- [Task directions] The data below must be repeated exactly. Leave nothing out.

Data records for software interfaces:
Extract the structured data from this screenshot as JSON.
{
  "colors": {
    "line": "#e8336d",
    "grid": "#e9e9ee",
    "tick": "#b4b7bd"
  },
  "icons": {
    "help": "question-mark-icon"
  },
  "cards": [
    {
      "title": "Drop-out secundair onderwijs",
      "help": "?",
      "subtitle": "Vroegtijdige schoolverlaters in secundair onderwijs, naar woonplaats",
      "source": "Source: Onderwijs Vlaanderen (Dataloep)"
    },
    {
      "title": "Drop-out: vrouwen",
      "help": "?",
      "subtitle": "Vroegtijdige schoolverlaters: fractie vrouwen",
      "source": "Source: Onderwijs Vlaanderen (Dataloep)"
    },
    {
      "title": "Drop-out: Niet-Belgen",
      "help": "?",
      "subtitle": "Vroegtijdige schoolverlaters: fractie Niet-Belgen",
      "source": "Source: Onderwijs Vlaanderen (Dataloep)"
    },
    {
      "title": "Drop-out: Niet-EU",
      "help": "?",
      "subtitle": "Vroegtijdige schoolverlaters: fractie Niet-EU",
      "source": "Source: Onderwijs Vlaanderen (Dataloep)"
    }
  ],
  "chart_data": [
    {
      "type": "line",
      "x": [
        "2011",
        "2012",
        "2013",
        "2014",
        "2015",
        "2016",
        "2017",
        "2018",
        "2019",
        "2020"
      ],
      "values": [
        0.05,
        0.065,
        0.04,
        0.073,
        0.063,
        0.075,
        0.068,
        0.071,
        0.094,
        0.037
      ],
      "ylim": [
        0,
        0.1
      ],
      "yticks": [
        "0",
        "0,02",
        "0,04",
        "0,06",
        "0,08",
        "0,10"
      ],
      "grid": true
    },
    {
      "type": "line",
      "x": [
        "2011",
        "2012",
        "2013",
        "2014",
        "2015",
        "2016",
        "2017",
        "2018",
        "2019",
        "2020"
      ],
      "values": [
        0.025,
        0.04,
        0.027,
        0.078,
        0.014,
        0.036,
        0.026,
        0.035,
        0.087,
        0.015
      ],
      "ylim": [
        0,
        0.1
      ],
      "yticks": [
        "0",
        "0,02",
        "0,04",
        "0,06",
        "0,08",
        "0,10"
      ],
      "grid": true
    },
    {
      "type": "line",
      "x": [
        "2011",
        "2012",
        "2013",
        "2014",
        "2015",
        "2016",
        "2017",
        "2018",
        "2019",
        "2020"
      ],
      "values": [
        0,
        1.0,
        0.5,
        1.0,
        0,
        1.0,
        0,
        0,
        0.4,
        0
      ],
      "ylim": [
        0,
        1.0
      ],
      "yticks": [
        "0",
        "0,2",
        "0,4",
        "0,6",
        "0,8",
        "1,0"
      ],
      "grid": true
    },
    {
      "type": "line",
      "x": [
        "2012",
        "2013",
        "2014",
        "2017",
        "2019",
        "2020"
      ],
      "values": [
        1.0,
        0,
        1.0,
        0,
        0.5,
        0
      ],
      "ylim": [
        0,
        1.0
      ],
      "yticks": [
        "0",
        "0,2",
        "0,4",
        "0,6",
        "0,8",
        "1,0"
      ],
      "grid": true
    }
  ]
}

- [Your solution]
Extract the structured data from this screenshot as JSON.
{
  "colors": {
    "line": "#e8336d",
    "grid": "#e9e9ee",
    "tick": "#b4b7bd"
  },
  "icons": {
    "help": "question-mark-icon"
  },
  "cards": [
    {
      "title": "Drop-out secundair onderwijs",
      "help": "?",
      "subtitle": "Vroegtijdige schoolverlaters in secundair onderwijs, naar woonplaats",
      "source": "Source: Onderwijs Vlaanderen (Dataloep)"
    },
    {
      "title": "Drop-out: vrouwen",
      "help": "?",
      "subtitle": "Vroegtijdige schoolverlaters: fractie vrouwen",
      "source": "Source: Onderwijs Vlaanderen (Dataloep)"
    },
    {
      "title": "Drop-out: Niet-Belgen",
      "help": "?",
      "subtitle": "Vroegtijdige schoolverlaters: fractie Niet-Belgen",
      "source": "Source: Onderwijs Vlaanderen (Dataloep)"
    },
    {
      "title": "Drop-out: Niet-EU",
      "help": "?",
      "subtitle": "Vroegtijdige schoolverlaters: fractie Niet-EU",
      "source": "Source: Onderwijs Vlaanderen (Dataloep)"
    }
  ],
  "chart_data": [
    {
      "type": "line",
      "x": [
        "2011",
        "2012",
        "2013",
        "2014",
        "2015",
        "2016",
        "2017",
        "2018",
        "2019",
        "2020"
      ],
      "values": [
        0.05,
        0.065,
        0.04,
        0.073,
        0.063,
        0.075,
        0.068,
        0.071,
        0.094,
        0.037
      ],
      "ylim": [
        0,
        0.1
      ],
      "yticks": [
        "0",
        "0,02",
        "0,04",
        "0,06",
        "0,08",
        "0,10"
      ],
      "grid": true
    },
    {
      "type": "line",
      "x": [
        "2011",
        "2012",
        "2013",
        "2014",
        "2015",
        "2016",
        "2017",
        "2018",
        "2019",
        "2020"
      ],
      "values": [
        0.025,
        0.04,
        0.027,
        0.078,
        0.014,
        0.036,
        0.026,
        0.035,
        0.087,
        0.015
      ],
      "ylim": [
        0,
        0.1
      ],
      "yticks": [
        "0",
        "0,02",
        "0,04",
        "0,06",
        "0,08",
        "0,10"
      ],
      "grid": true
    },
    {
      "type": "line",
      "x": [
        "2011",
        "2012",
        "2013",
        "2014",
        "2015",
        "2016",
        "2017",
        "2018",
        "2019",
        "2020"
      ],
      "values": [
        0,
        1.0,
        0.5,
        1.0,
        0,
        1.0,
        0,
        0,
        0.4,
        0
      ],
      "ylim": [
        0,
        1.0
      ],
      "yticks": [
        "0",
        "0,2",
        "0,4",
        "0,6",
        "0,8",
        "1,0"
      ],
      "grid": true
    },
    {
      "type": "line",
      "x": [
        "2012",
        "2013",
        "2014",
        "2017",
        "2019",
        "2020"
      ],
      "values": [
        1.0,
        0,
        1.0,
        0,
        0.5,
        0
      ],
      "ylim": [
        0,
        1.0
      ],
      "yticks": [
        "0",
        "0,2",
        "0,4",
        "0,6",
        "0,8",
        "1,0"
      ],
      "grid": true
    }
  ]
}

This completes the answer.